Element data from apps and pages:
[Start of Attachment]

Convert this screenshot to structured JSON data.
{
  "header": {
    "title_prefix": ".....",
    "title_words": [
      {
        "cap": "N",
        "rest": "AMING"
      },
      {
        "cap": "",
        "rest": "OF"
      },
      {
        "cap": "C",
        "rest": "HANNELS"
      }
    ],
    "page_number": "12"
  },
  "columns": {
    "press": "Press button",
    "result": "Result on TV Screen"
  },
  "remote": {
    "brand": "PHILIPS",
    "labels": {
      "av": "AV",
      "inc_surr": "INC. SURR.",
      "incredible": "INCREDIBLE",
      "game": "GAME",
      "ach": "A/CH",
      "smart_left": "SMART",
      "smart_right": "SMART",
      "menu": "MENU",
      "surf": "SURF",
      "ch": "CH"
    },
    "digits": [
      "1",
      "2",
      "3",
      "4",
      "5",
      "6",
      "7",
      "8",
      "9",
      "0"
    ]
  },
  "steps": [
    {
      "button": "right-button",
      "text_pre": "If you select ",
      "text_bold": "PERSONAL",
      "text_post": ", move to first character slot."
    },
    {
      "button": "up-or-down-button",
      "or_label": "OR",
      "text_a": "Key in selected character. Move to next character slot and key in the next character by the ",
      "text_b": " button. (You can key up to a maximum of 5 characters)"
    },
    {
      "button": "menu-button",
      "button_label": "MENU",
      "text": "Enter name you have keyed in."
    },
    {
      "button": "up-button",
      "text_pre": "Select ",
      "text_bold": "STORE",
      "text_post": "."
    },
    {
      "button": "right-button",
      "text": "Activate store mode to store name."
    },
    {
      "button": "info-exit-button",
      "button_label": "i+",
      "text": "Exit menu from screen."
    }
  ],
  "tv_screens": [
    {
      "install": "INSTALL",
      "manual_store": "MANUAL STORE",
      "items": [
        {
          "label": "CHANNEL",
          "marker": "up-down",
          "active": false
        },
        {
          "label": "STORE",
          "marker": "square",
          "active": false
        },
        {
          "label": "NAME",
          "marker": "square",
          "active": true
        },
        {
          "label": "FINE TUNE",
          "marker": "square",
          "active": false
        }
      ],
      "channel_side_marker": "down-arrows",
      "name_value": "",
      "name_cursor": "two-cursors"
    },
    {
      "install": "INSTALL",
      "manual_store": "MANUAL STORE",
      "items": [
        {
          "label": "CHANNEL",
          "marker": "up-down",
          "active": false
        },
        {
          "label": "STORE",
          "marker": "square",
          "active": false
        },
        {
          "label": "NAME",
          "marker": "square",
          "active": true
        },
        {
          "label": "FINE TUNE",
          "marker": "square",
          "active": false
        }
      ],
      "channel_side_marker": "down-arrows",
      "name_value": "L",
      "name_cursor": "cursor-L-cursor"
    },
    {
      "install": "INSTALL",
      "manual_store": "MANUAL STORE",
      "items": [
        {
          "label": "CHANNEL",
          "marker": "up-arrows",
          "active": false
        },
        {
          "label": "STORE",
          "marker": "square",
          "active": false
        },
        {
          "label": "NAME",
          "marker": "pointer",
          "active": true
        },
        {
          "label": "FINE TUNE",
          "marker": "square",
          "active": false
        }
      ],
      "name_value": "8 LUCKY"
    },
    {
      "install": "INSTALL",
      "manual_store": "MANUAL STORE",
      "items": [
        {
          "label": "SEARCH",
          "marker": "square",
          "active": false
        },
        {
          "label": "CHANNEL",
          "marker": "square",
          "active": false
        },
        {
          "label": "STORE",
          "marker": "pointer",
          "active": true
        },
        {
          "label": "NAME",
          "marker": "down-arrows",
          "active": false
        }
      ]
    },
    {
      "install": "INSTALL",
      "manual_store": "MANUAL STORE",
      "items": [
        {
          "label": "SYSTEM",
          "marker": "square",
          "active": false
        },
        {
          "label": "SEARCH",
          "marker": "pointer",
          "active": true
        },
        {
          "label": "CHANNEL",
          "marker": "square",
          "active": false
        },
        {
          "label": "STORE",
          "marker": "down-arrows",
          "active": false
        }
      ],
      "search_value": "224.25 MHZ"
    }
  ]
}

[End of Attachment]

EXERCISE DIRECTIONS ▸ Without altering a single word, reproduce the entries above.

TASK RESULT ▸
Convert this screenshot to structured JSON data.
{
  "header": {
    "title_prefix": ".....",
    "title_words": [
      {
        "cap": "N",
        "rest": "AMING"
      },
      {
        "cap": "",
        "rest": "OF"
      },
      {
        "cap": "C",
        "rest": "HANNELS"
      }
    ],
    "page_number": "12"
  },
  "columns": {
    "press": "Press button",
    "result": "Result on TV Screen"
  },
  "remote": {
    "brand": "PHILIPS",
    "labels": {
      "av": "AV",
      "inc_surr": "INC. SURR.",
      "incredible": "INCREDIBLE",
      "game": "GAME",
      "ach": "A/CH",
      "smart_left": "SMART",
      "smart_right": "SMART",
      "menu": "MENU",
      "surf": "SURF",
      "ch": "CH"
    },
    "digits": [
      "1",
      "2",
      "3",
      "4",
      "5",
      "6",
      "7",
      "8",
      "9",
      "0"
    ]
  },
  "steps": [
    {
      "button": "right-button",
      "text_pre": "If you select ",
      "text_bold": "PERSONAL",
      "text_post": ", move to first character slot."
    },
    {
      "button": "up-or-down-button",
      "or_label": "OR",
      "text_a": "Key in selected character. Move to next character slot and key in the next character by the ",
      "text_b": " button. (You can key up to a maximum of 5 characters)"
    },
    {
      "button": "menu-button",
      "button_label": "MENU",
      "text": "Enter name you have keyed in."
    },
    {
      "button": "up-button",
      "text_pre": "Select ",
      "text_bold": "STORE",
      "text_post": "."
    },
    {
      "button": "right-button",
      "text": "Activate store mode to store name."
    },
    {
      "button": "info-exit-button",
      "button_label": "i+",
      "text": "Exit menu from screen."
    }
  ],
  "tv_screens": [
    {
      "install": "INSTALL",
      "manual_store": "MANUAL STORE",
      "items": [
        {
          "label": "CHANNEL",
          "marker": "up-down",
          "active": false
        },
        {
          "label": "STORE",
          "marker": "square",
          "active": false
        },
        {
          "label": "NAME",
          "marker": "square",
          "active": true
        },
        {
          "label": "FINE TUNE",
          "marker": "square",
          "active": false
        }
      ],
      "channel_side_marker": "down-arrows",
      "name_value": "",
      "name_cursor": "two-cursors"
    },
    {
      "install": "INSTALL",
      "manual_store": "MANUAL STORE",
      "items": [
        {
          "label": "CHANNEL",
          "marker": "up-down",
          "active": false
        },
        {
          "label": "STORE",
          "marker": "square",
          "active": false
        },
        {
          "label": "NAME",
          "marker": "square",
          "active": true
        },
        {
          "label": "FINE TUNE",
          "marker": "square",
          "active": false
        }
      ],
      "channel_side_marker": "down-arrows",
      "name_value": "L",
      "name_cursor": "cursor-L-cursor"
    },
    {
      "install": "INSTALL",
      "manual_store": "MANUAL STORE",
      "items": [
        {
          "label": "CHANNEL",
          "marker": "up-arrows",
          "active": false
        },
        {
          "label": "STORE",
          "marker": "square",
          "active": false
        },
        {
          "label": "NAME",
          "marker": "pointer",
          "active": true
        },
        {
          "label": "FINE TUNE",
          "marker": "square",
          "active": false
        }
      ],
      "name_value": "8 LUCKY"
    },
    {
      "install": "INSTALL",
      "manual_store": "MANUAL STORE",
      "items": [
        {
          "label": "SEARCH",
          "marker": "square",
          "active": false
        },
        {
          "label": "CHANNEL",
          "marker": "square",
          "active": false
        },
        {
          "label": "STORE",
          "marker": "pointer",
          "active": true
        },
        {
          "label": "NAME",
          "marker": "down-arrows",
          "active": false
        }
      ]
    },
    {
      "install": "INSTALL",
      "manual_store": "MANUAL STORE",
      "items": [
        {
          "label": "SYSTEM",
          "marker": "square",
          "active": false
        },
        {
          "label": "SEARCH",
          "marker": "pointer",
          "active": true
        },
        {
          "label": "CHANNEL",
          "marker": "square",
          "active": false
        },
        {
          "label": "STORE",
          "marker": "down-arrows",
          "active": false
        }
      ],
      "search_value": "224.25 MHZ"
    }
  ]
}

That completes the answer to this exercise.